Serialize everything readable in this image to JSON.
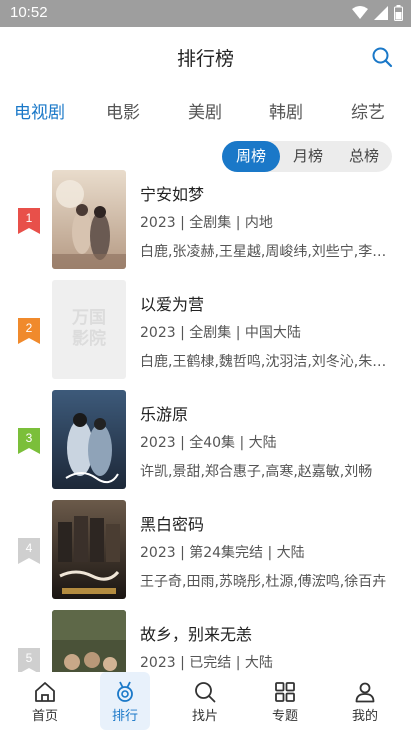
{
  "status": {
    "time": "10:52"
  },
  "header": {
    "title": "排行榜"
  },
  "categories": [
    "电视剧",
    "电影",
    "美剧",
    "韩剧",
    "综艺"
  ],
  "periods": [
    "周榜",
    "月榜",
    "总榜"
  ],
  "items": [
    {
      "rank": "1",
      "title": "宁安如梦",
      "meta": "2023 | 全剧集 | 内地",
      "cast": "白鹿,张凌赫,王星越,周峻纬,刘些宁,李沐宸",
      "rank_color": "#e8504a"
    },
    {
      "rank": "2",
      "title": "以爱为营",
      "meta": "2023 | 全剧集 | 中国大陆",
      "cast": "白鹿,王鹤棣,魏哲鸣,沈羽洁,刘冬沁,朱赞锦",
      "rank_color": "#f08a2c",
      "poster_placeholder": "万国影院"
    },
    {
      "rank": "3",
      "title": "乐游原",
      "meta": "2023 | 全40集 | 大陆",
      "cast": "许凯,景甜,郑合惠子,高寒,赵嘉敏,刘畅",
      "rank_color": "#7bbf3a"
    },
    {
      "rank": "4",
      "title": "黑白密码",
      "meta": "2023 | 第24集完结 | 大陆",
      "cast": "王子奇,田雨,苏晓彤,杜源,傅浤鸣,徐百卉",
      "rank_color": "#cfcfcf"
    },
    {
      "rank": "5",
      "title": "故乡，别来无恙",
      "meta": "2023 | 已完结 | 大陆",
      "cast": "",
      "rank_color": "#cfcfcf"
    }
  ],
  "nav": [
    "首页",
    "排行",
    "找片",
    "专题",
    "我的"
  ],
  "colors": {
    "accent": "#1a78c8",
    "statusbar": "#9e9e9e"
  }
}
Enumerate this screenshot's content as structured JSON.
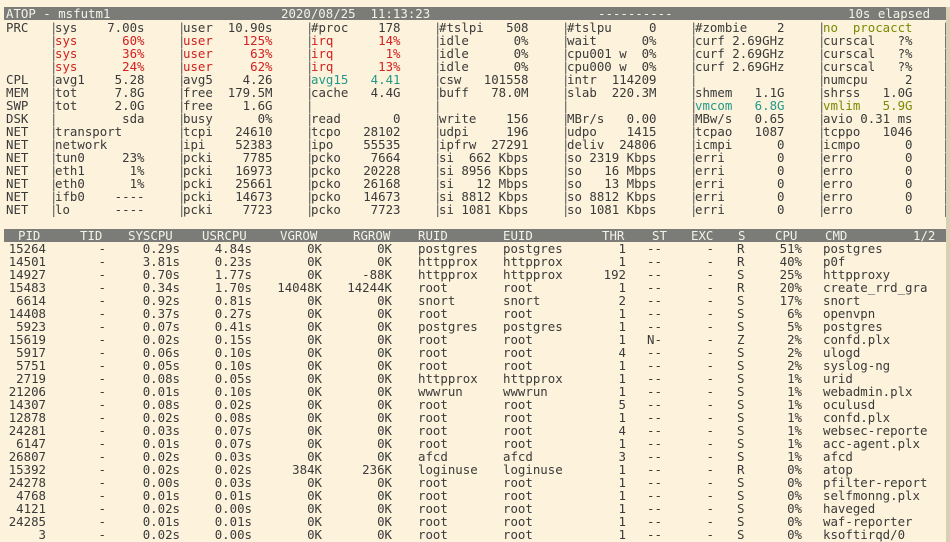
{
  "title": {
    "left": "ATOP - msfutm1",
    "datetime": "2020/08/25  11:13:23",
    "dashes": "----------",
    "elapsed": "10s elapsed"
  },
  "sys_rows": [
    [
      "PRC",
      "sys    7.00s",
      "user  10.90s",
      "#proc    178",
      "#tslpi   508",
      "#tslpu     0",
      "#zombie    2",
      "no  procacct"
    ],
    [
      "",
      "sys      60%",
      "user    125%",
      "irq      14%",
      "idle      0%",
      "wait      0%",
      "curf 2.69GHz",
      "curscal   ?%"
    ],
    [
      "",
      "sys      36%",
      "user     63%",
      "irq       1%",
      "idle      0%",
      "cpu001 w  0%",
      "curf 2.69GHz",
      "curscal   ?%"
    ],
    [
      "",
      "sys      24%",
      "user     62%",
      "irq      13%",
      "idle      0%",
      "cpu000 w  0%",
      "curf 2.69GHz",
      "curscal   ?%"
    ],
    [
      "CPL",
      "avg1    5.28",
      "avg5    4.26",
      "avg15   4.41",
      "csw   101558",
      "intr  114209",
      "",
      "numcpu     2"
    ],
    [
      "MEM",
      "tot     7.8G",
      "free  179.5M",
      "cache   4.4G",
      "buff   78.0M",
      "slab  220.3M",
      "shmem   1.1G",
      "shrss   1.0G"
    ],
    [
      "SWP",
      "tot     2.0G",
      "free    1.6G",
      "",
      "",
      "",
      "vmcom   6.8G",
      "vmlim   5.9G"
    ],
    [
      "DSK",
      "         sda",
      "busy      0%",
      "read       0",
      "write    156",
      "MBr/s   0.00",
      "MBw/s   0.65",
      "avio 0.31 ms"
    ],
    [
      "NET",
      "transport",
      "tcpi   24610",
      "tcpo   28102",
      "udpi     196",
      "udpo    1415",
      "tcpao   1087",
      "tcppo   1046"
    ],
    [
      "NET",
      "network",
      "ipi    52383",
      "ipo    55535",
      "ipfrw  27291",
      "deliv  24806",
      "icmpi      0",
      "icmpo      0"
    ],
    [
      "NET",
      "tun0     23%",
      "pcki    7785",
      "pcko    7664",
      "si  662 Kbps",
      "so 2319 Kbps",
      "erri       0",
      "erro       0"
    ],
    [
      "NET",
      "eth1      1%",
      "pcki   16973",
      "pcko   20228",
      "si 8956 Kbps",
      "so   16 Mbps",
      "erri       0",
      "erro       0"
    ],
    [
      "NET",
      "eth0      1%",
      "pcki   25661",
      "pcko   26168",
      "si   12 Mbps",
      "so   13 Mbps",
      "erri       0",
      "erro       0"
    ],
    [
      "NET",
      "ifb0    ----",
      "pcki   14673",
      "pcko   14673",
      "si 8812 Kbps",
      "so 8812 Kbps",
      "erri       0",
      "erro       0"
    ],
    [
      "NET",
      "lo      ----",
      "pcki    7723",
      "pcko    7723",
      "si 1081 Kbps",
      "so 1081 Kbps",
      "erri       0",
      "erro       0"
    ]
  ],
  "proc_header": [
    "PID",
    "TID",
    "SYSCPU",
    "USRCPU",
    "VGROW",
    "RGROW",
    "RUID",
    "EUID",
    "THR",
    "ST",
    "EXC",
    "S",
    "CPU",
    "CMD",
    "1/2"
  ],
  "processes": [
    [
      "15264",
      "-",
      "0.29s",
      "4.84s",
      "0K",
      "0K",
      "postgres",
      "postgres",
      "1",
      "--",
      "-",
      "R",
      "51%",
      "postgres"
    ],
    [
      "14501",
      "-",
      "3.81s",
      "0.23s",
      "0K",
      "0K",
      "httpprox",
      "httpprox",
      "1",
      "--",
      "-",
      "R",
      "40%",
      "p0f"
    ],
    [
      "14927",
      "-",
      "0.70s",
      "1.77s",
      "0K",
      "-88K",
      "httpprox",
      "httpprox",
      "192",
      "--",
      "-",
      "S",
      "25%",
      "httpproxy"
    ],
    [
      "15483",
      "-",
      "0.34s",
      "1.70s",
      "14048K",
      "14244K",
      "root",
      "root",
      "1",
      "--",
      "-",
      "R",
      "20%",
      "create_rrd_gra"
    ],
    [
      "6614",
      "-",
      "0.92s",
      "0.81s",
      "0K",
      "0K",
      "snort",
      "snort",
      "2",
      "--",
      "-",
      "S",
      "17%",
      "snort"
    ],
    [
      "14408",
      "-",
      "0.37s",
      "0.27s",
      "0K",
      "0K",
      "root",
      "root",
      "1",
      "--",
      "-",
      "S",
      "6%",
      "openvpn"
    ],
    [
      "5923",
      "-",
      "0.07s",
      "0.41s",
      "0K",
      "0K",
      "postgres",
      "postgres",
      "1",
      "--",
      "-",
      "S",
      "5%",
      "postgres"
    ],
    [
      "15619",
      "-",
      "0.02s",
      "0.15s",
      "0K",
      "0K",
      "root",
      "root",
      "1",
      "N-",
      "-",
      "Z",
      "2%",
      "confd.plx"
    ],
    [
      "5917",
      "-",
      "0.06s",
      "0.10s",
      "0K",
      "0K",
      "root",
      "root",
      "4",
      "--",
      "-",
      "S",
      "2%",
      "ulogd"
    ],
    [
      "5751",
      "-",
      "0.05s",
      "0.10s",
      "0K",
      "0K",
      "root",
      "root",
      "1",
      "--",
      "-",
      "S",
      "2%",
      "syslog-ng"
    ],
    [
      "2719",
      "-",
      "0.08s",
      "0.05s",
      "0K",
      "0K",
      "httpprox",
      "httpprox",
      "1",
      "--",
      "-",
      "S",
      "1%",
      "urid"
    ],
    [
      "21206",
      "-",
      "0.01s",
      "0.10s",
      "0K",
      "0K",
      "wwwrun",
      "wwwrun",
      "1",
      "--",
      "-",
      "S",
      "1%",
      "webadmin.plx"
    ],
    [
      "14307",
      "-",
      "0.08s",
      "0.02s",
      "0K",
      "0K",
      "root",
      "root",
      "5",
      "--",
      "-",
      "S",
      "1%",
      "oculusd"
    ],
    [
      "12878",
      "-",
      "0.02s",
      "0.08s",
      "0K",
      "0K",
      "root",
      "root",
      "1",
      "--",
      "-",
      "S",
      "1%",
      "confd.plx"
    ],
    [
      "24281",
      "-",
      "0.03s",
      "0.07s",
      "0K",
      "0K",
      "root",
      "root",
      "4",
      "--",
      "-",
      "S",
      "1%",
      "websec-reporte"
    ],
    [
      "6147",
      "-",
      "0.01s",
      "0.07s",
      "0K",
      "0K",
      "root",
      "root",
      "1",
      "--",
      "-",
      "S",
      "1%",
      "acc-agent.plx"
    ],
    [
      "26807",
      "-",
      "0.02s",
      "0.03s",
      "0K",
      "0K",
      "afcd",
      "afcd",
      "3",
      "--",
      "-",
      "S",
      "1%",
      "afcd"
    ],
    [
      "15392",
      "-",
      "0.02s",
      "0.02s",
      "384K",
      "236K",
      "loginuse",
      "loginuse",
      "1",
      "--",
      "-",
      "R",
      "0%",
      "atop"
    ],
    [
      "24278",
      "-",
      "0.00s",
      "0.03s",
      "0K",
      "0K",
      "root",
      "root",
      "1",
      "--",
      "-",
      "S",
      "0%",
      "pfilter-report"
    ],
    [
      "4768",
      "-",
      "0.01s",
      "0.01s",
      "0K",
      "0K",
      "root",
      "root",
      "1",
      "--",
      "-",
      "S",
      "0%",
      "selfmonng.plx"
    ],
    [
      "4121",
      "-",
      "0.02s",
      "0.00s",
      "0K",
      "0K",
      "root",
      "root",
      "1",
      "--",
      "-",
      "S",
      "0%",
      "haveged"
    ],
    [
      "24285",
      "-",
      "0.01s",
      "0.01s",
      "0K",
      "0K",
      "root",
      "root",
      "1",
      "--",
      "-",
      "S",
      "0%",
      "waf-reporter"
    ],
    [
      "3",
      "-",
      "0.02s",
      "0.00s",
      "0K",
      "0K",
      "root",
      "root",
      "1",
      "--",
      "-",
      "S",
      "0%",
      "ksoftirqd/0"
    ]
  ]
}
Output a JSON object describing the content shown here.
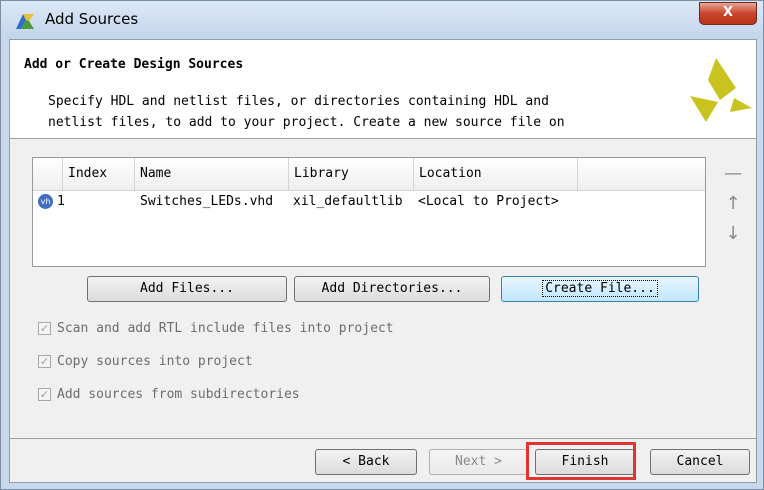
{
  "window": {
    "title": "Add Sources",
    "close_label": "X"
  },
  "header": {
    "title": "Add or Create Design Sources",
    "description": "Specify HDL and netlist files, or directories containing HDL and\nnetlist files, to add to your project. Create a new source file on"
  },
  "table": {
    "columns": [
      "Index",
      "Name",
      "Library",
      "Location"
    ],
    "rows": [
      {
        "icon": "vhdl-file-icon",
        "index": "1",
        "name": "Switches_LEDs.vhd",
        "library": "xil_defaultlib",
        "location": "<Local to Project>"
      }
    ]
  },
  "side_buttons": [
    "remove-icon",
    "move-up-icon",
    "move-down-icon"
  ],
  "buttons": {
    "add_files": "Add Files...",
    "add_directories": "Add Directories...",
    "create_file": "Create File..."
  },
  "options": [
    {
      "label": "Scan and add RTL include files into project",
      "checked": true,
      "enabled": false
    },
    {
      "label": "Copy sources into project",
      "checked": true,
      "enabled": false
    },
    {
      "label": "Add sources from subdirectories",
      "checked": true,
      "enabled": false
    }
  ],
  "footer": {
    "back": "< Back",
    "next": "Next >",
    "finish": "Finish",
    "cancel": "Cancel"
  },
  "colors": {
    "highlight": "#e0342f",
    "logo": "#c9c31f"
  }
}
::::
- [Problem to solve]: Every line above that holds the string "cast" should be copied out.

- [The completed task]:
      "cast": "白鹿,张凌赫,王星越,周峻纬,刘些宁,李沐宸",
      "cast": "白鹿,王鹤棣,魏哲鸣,沈羽洁,刘冬沁,朱赞锦",
      "cast": "许凯,景甜,郑合惠子,高寒,赵嘉敏,刘畅",
      "cast": "王子奇,田雨,苏晓彤,杜源,傅浤鸣,徐百卉",
      "cast": "",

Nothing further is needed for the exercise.